In an evening where both acts used modern technologies to
enhance and augment their performances the audience were
treated to some international boundary-pushing music for
some serious, entertaining and captivating listening. The artists
expand their compositions by capturing non-musical sounds.
The composers have bypassed traditional notes and
instruments and created music that is adding to and broadening the
jazz idiom. The contrast between the music and the location was
very pronounced as these innovative concerts were performed in
a spacious and very traditional church.

First up was an Italian duo performing their NuovoMondo
Symphonies Debora Petrina and Giovanni Mancuso have
described themselves as the protagonists of an imaginary,
ethnomusicological and pata-physical explorations in an
unknown world, where they can discover landscapes,
cities, and bizarre inhabitants. Debora plays keyboards, makes
vocalisations, sings in unknown languages, expressively uses
her body as an artistic vehicle, appends digital sound and plays
some added instruments. Giovanni plays piano, synthesizer and
controls some of the digital augmentations. This complex and richly
varied music is accompanied by a collage of 1930s silent films,
Super 8 home movies and expedition documentaries.

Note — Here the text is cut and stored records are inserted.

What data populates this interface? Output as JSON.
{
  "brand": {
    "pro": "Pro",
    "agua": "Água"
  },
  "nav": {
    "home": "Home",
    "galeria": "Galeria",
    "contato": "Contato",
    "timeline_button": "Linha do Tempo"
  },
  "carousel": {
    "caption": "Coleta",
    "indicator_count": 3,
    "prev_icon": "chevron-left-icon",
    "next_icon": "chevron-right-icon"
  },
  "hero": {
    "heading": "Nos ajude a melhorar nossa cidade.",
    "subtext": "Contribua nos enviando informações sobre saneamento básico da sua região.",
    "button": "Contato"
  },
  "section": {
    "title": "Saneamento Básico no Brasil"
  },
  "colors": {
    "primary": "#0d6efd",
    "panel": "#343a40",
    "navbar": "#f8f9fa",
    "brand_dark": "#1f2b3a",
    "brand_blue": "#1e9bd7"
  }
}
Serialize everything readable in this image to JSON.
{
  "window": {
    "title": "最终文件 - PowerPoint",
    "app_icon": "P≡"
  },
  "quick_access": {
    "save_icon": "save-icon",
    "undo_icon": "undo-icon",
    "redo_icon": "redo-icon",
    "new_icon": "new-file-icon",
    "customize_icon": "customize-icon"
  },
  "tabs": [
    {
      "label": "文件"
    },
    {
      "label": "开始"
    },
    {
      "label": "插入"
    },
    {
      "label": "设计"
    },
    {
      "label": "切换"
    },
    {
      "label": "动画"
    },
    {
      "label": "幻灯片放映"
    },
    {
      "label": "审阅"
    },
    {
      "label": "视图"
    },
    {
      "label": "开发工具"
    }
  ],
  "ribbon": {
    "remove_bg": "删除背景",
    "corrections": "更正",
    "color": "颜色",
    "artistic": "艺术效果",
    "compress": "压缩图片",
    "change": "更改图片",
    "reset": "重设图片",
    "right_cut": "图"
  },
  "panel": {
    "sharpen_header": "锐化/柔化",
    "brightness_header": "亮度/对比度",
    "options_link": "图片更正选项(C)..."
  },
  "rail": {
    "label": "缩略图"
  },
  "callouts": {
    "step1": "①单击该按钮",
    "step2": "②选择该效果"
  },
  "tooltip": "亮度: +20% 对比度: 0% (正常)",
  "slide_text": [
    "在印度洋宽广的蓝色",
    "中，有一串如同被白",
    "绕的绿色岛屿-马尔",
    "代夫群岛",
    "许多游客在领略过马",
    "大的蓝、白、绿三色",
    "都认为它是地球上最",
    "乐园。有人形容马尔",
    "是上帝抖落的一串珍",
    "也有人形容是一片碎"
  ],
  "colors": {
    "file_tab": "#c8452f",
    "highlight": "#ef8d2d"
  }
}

Debora’s singing ranges from incandescently beautiful melodies to
discordant but fascinating vocalisations, and piano and keyboards
have a similar diversity. The discrepancy is both engaging and
awesome. The accompanying incongruous films add to the diversity
and enchantment.

The second concert, Caroline Davis’ Alula, featured Caroline on
saxophone, Noah Garabedian on electric bass, and Eliza Salem on
drums. Caroline has said her aim is to provide creative reflection on
the injustices present in the justice and prison system of America. It
highlights the strength of those who have been, and those who
are still incarcerated.

The music of the trio is enhanced by digitised and looped feeds of
Caroline’s saxophone along with voices taken from interviews,
mediaand podcasts. Snippets included, “There are more guns in
this country (USA) than people,” and “My sisters in this criminal
justice system.” These snippets only created an impression of the
message she wanted to make. A gentle consciousness raising
earworm is better than an explicit didactic diatribe. It is even
better when it is overlaid on engaging and skilful jazz.

Some of cases of imprisonment she wishes to highlight are Jalil
Muntaqim, who was part of the Black Panther Party, Keith Lamar
who has spent 33 years on death row, and Joyce Ann Brown who
was wrongfullyimprisoned for 9 years. She performed “and yet it
moves” her song about the astronomer Galileo who was
imprisoned for heresy and refusing to recant, highlighting the
fact that injustice is nothing new.

Caroline Davis, Debora Petrina and Giovanni Mancuso,
performed at St Stephens Uniting Church, 197 Macquarie
Street, Sydney as part of the Sydney International Women’s
Jazz Festival, presented by SIMA (Sydney Improvised Music
Association). Debora Petrina and Giovanni Mancuso
performed with support from Italian Cultural Institute of
Sydney. The festival runs until 5th November and includes
a rich and diverse program and is highly recommended.